For each line of the data below that holds "réfrigérateur", copy the line.
^^^^^^^^
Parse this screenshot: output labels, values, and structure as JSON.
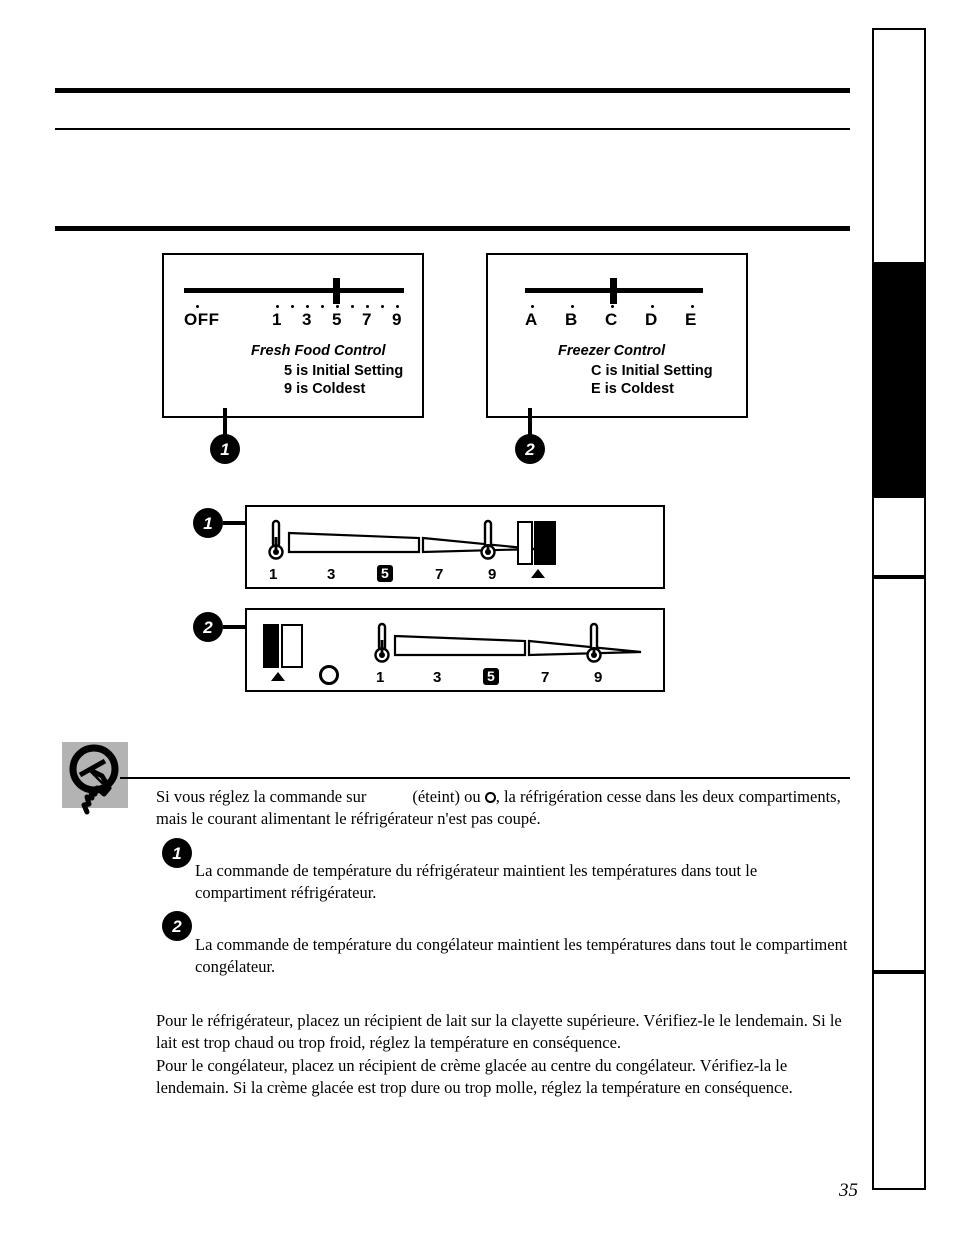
{
  "page": {
    "number": "35",
    "language": "fr"
  },
  "controls": {
    "fresh_food": {
      "name": "fresh-food-control",
      "scale_labels": [
        "OFF",
        "1",
        "3",
        "5",
        "7",
        "9"
      ],
      "caption_title": "Fresh Food Control",
      "caption_lines": [
        "5 is Initial Setting",
        "9 is Coldest"
      ],
      "thumb_position_label": "5"
    },
    "freezer": {
      "name": "freezer-control",
      "scale_labels": [
        "A",
        "B",
        "C",
        "D",
        "E"
      ],
      "caption_title": "Freezer Control",
      "caption_lines": [
        "C is Initial Setting",
        "E is Coldest"
      ],
      "thumb_position_label": "C"
    }
  },
  "callouts": {
    "panel_one": "1",
    "panel_two": "2",
    "dial_one": "1",
    "dial_two": "2",
    "text_one": "1",
    "text_two": "2"
  },
  "dials": {
    "fresh_food_dial": {
      "numbers": [
        "1",
        "3",
        "5",
        "7",
        "9"
      ],
      "highlighted": "5",
      "switch_icon": "rocker-switch-icon",
      "arrow_icon": "triangle-up-icon",
      "thermometer_icon": "thermometer-icon"
    },
    "freezer_dial": {
      "numbers": [
        "1",
        "3",
        "5",
        "7",
        "9"
      ],
      "highlighted": "5",
      "switch_icon": "rocker-switch-icon",
      "arrow_icon": "triangle-up-icon",
      "off_icon": "circle-off-icon",
      "thermometer_icon": "thermometer-icon"
    }
  },
  "text": {
    "note_part_1": "Si vous réglez la commande sur",
    "note_part_2": "(éteint) ou",
    "note_part_3": ", la réfrigération cesse dans les deux compartiments, mais le courant alimentant le réfrigérateur n'est pas coupé.",
    "item_1": "La commande de température du réfrigérateur maintient les températures dans tout le compartiment réfrigérateur.",
    "item_2": "La commande de température du congélateur maintient les températures dans tout le compartiment congélateur.",
    "para_3": "Pour le réfrigérateur, placez un récipient de lait sur la clayette supérieure. Vérifiez-le le lendemain. Si le lait est trop chaud ou trop froid, réglez la température en conséquence.",
    "para_4": "Pour le congélateur, placez un récipient de crème glacée au centre du congélateur. Vérifiez-la le lendemain. Si la crème glacée est trop dure ou trop molle, réglez la température en conséquence."
  },
  "colors": {
    "ink": "#000000",
    "paper": "#ffffff",
    "icon_gray": "#b3b3b3"
  }
}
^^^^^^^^
_WRITTEN RESPONSE_:
    "note_part_3": ", la réfrigération cesse dans les deux compartiments, mais le courant alimentant le réfrigérateur n'est pas coupé.",
    "item_1": "La commande de température du réfrigérateur maintient les températures dans tout le compartiment réfrigérateur.",
    "para_3": "Pour le réfrigérateur, placez un récipient de lait sur la clayette supérieure. Vérifiez-le le lendemain. Si le lait est trop chaud ou trop froid, réglez la température en conséquence.",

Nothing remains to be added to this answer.